Task requirements: Your answer should consist of the lines in the following data that contain "Categories".

Stored entries
--------------------------------

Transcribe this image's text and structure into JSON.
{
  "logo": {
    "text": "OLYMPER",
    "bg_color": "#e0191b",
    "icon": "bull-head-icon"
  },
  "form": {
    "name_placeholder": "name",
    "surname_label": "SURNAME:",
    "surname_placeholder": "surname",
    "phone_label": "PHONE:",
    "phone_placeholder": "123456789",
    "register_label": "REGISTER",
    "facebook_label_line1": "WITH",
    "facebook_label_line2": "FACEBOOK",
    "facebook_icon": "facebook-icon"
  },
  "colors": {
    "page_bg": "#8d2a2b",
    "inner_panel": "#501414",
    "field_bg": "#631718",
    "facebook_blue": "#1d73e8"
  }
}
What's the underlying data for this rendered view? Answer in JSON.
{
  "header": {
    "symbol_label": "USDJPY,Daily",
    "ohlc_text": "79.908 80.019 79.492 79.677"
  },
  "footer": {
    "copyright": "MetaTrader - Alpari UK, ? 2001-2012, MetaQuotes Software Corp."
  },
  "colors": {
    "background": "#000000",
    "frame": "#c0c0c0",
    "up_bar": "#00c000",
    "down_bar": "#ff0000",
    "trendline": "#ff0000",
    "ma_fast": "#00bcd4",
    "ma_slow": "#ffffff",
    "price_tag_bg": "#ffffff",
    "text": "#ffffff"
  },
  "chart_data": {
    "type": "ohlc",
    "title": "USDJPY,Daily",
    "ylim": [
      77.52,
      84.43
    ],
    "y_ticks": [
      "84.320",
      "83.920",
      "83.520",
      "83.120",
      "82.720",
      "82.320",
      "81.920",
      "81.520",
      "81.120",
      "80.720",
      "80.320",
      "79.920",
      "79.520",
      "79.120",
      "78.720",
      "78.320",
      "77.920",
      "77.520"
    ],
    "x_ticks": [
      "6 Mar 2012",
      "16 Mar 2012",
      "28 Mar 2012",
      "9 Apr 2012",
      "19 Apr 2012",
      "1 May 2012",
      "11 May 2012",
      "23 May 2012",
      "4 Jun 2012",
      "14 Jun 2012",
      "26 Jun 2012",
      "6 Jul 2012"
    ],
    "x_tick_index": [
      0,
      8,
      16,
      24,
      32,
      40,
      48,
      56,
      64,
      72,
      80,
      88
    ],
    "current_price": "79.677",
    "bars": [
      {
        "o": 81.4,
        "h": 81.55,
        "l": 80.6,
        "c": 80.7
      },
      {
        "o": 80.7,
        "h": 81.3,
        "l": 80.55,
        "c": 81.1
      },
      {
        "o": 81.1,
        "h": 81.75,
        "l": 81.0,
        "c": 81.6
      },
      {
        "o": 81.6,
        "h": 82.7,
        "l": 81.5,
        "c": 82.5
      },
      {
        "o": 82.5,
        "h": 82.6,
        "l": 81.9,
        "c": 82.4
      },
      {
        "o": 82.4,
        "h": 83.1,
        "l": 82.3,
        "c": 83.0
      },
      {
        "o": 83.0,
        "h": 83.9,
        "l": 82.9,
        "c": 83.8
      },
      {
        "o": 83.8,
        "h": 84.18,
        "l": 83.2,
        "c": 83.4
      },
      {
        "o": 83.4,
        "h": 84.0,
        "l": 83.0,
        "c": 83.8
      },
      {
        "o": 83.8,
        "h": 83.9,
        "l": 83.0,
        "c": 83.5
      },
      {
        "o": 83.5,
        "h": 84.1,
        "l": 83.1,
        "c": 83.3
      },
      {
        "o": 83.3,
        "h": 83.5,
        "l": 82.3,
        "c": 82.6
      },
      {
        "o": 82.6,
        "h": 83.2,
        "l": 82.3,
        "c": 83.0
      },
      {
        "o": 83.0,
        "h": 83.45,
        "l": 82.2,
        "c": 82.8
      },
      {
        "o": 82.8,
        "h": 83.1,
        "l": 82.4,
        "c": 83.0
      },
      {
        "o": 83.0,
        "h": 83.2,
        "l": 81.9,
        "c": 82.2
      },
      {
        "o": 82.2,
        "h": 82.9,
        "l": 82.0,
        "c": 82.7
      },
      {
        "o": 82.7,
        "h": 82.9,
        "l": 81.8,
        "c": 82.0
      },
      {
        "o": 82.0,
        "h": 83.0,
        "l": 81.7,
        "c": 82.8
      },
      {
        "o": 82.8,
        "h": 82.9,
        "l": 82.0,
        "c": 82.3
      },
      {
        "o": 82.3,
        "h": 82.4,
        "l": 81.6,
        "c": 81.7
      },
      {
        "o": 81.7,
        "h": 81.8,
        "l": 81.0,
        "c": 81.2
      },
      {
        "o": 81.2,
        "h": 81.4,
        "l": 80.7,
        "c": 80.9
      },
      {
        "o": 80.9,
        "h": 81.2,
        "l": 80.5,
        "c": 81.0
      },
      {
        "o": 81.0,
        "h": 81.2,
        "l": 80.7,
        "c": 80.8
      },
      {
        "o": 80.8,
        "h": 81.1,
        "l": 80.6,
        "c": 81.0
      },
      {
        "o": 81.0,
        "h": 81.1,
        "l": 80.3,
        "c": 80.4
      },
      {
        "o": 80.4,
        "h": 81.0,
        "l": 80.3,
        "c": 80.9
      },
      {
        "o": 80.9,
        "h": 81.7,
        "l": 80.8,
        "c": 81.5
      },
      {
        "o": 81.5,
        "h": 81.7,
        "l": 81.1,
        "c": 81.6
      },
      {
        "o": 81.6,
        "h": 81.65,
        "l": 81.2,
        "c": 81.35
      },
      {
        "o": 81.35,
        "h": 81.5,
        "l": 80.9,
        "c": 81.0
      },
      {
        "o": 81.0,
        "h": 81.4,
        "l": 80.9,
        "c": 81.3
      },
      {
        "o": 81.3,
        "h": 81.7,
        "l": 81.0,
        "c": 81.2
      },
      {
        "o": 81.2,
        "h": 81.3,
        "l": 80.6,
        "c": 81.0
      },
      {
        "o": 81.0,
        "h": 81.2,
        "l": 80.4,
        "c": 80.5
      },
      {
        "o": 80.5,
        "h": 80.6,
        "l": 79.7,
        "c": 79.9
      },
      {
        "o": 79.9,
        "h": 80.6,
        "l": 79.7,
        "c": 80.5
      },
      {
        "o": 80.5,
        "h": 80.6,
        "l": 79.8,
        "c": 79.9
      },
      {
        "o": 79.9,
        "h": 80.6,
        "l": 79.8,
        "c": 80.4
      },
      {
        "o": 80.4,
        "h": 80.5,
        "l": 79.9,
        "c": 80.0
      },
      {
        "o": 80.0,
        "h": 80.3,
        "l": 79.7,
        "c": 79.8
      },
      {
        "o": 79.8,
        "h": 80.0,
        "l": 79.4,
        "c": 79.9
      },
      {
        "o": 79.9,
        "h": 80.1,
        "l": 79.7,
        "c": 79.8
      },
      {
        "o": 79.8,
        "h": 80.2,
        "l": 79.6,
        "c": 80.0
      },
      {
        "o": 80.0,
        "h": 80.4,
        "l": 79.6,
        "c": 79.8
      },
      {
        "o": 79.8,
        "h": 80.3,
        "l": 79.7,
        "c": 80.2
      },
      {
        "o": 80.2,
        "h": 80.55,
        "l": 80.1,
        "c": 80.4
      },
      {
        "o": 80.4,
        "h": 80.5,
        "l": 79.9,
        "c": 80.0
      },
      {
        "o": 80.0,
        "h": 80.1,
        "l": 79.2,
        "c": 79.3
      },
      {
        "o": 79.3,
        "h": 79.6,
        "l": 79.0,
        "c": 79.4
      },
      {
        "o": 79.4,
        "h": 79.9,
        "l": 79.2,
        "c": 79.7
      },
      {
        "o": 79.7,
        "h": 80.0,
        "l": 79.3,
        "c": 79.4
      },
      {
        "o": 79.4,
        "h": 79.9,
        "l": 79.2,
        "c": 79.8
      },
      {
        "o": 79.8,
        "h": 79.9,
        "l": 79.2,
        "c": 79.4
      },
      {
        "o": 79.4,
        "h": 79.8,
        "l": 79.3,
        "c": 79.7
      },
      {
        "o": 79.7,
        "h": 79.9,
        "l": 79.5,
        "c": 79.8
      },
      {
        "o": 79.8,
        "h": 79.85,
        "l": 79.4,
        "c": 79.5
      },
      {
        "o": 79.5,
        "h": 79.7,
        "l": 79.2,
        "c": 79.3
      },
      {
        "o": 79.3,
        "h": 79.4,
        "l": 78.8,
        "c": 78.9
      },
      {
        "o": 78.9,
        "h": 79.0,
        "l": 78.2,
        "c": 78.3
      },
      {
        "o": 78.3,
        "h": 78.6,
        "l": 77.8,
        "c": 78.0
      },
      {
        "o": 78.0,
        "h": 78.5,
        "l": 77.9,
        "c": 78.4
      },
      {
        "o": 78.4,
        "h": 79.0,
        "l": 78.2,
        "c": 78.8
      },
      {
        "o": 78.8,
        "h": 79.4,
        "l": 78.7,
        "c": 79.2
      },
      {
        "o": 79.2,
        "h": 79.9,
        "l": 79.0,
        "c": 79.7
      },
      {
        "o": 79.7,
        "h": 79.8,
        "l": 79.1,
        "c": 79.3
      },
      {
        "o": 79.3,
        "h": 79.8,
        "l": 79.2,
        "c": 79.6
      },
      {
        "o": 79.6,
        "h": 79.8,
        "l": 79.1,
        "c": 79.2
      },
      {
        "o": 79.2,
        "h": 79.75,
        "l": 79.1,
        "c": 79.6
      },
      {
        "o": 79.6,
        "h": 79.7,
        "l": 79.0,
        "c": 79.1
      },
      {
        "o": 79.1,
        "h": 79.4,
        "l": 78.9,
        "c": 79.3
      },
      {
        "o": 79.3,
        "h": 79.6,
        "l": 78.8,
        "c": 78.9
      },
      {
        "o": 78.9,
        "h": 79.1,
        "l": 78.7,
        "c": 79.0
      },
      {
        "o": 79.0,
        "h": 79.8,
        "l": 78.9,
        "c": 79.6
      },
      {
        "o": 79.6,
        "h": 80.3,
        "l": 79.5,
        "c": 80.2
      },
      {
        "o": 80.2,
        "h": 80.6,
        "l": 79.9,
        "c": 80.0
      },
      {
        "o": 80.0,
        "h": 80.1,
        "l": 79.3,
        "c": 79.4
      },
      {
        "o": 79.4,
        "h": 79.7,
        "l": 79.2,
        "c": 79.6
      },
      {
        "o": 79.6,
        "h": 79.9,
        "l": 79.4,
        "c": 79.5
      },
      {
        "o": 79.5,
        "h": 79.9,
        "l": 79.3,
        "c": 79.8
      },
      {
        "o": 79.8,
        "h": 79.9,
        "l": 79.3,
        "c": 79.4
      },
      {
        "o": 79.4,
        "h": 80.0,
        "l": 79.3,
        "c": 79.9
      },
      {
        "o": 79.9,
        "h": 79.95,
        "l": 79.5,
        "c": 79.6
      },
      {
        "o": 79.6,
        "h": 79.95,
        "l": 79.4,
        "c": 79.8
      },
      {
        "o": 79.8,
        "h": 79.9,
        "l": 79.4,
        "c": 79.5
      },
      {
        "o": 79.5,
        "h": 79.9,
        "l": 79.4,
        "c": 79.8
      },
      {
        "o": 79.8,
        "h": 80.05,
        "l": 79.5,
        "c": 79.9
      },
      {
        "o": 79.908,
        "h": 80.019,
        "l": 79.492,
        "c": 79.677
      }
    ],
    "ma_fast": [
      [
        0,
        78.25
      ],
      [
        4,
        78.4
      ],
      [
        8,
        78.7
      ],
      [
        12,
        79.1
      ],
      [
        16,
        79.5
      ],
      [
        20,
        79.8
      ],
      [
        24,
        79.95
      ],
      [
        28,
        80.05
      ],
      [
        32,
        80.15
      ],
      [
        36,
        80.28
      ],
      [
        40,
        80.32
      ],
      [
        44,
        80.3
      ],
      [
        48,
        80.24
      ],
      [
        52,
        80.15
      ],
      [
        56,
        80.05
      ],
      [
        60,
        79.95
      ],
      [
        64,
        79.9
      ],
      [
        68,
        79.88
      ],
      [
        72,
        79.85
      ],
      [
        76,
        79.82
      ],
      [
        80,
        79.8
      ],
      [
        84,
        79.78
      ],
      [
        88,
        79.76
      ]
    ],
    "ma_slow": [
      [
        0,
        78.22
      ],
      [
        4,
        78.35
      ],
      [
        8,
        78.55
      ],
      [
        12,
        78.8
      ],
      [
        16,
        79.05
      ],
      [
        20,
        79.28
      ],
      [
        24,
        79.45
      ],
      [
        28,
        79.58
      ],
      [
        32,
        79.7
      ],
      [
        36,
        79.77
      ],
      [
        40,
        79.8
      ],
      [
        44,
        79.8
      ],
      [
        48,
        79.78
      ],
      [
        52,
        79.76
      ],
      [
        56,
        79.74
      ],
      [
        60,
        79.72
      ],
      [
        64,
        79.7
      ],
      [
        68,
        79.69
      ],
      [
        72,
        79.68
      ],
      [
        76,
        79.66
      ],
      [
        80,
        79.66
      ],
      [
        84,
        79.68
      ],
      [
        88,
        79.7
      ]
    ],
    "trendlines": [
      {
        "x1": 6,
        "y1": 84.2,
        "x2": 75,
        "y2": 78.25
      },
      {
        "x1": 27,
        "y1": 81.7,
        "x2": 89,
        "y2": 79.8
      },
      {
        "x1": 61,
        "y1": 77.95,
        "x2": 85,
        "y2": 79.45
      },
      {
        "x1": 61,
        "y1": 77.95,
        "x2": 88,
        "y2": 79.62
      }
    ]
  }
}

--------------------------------

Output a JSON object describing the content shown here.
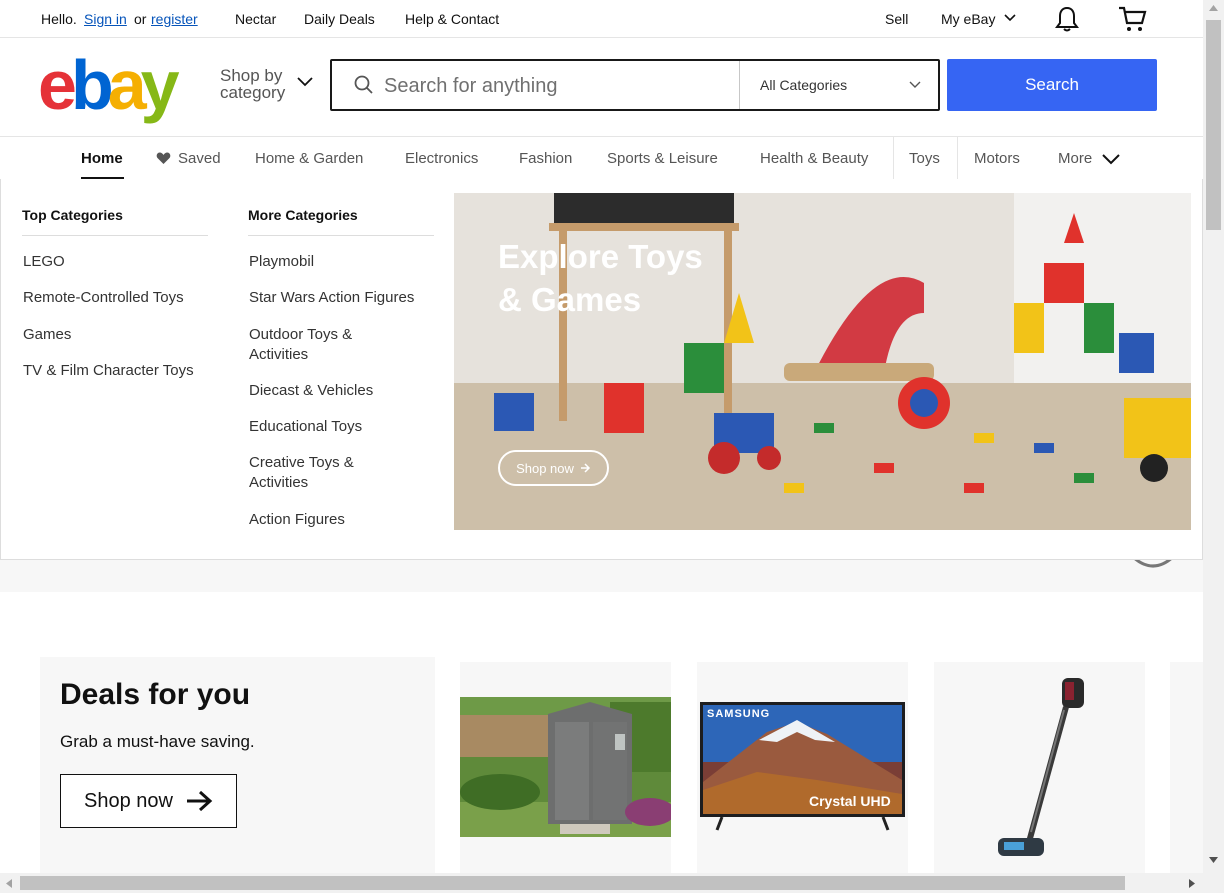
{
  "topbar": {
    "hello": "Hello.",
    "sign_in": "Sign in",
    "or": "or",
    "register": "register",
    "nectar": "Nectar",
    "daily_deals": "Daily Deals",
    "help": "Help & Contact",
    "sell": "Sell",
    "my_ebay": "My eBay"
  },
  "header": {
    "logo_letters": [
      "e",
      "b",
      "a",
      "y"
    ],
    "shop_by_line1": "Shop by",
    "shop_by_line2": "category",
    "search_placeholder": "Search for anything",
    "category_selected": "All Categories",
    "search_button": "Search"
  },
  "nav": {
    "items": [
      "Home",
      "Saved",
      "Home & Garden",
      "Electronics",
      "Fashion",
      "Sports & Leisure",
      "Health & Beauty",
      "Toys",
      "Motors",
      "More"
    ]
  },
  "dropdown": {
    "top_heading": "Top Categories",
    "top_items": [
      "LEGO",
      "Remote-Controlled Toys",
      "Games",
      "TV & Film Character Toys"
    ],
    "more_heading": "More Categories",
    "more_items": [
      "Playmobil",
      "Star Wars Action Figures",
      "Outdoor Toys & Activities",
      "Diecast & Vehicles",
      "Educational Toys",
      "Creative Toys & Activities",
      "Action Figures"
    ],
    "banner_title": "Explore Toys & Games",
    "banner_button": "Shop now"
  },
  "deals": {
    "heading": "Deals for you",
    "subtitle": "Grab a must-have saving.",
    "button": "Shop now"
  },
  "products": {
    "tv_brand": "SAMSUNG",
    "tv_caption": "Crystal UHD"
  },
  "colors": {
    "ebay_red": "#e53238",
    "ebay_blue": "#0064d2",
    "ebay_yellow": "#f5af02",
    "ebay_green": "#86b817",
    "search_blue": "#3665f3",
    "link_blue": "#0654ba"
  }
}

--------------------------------

Answer to this task:
    "category_selected": "All Categories",
    "top_heading": "Top Categories",
    "more_heading": "More Categories",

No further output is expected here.